INSTRUCTIONS TO FOLLOW
What lines of the listing below contain the word "data"? Copy each of them out.

+ + +

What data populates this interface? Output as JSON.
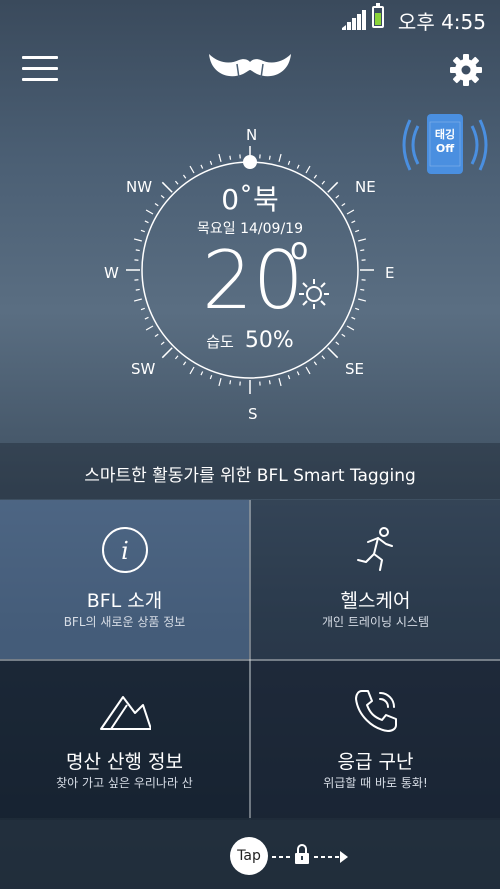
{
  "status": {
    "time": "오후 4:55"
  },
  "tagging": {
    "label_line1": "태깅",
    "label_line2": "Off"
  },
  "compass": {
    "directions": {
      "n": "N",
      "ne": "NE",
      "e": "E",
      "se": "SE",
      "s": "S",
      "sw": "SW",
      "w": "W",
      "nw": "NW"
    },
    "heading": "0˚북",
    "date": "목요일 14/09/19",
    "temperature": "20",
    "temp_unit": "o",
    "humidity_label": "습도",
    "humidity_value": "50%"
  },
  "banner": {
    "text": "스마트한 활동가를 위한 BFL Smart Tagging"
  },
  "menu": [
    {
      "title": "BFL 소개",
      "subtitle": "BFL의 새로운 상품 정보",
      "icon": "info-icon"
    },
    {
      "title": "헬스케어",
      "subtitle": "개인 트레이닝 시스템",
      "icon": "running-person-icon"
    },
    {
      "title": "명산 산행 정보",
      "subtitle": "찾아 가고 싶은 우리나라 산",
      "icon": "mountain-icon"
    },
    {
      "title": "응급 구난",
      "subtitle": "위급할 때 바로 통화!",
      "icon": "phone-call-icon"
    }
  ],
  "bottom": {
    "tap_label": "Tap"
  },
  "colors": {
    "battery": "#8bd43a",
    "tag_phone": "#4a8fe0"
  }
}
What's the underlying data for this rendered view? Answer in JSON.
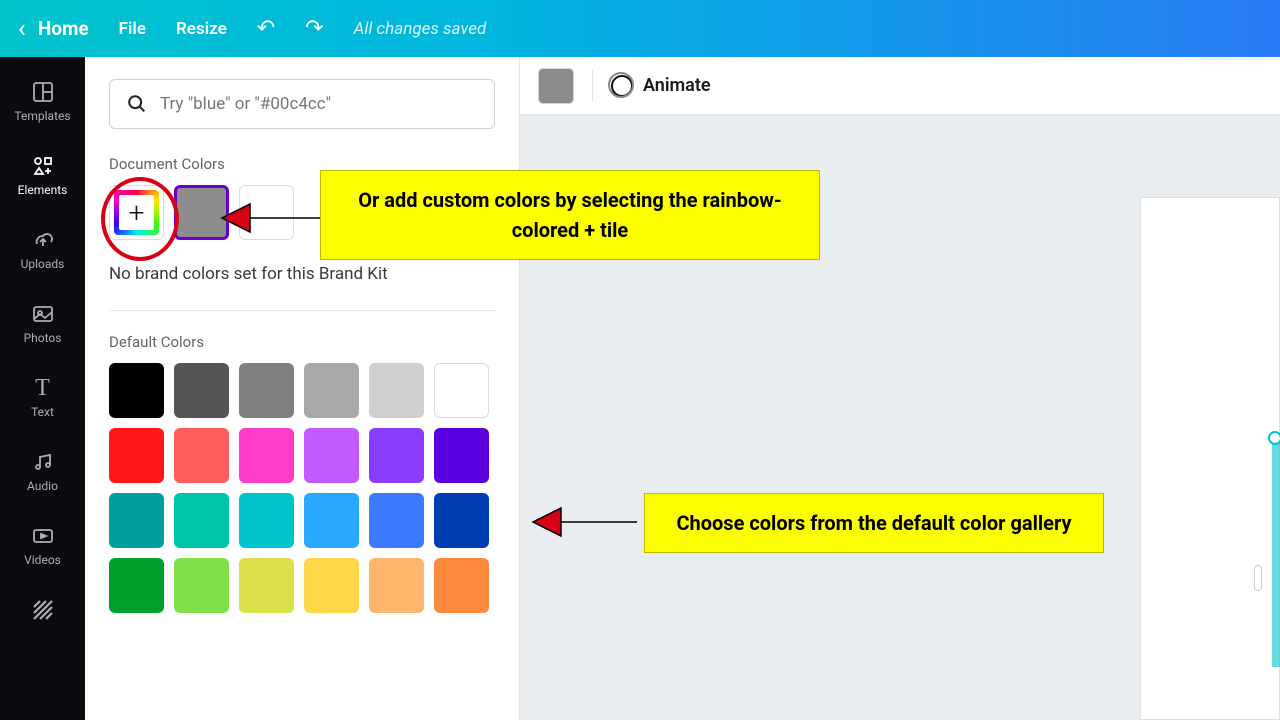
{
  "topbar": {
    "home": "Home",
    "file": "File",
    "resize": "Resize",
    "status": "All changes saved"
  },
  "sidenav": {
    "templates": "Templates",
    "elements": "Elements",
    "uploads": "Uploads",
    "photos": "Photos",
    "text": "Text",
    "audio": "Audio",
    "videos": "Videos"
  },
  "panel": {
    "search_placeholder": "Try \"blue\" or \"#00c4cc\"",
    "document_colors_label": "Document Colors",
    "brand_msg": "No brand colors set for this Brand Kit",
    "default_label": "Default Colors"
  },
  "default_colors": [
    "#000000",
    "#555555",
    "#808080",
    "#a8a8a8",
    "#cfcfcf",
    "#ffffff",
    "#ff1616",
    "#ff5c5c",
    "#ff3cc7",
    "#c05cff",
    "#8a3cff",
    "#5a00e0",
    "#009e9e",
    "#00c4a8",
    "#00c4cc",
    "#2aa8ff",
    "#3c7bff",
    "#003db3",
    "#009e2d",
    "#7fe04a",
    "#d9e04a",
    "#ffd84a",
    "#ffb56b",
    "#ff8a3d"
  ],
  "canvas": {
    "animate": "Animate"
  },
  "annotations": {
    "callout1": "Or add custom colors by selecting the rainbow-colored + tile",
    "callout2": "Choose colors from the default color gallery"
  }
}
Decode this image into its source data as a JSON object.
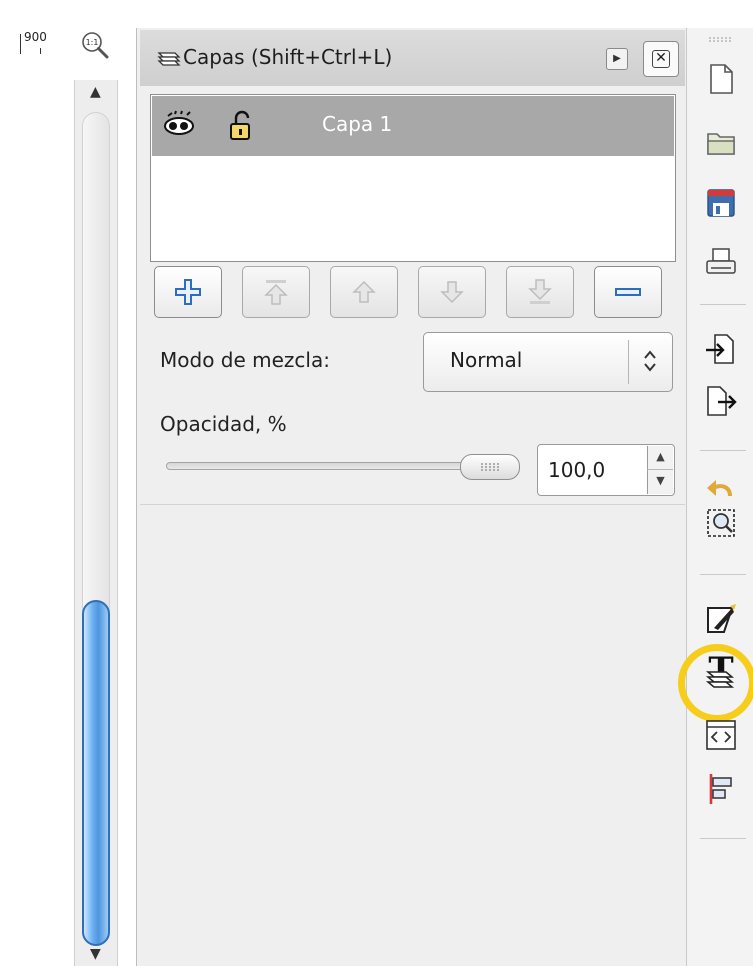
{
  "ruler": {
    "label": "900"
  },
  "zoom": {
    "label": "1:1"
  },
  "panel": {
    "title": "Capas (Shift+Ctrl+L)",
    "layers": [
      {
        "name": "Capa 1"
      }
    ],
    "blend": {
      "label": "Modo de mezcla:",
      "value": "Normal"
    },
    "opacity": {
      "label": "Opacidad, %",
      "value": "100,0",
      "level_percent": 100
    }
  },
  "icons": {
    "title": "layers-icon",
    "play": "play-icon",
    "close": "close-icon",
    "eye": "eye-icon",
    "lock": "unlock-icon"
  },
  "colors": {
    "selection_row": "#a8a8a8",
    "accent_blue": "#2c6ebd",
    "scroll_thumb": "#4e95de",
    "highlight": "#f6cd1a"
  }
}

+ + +

FINISHED TASK
What data populates this interface? Output as JSON.
What's the underlying data for this rendered view? Answer in JSON.
Decode this image into its source data as a JSON object.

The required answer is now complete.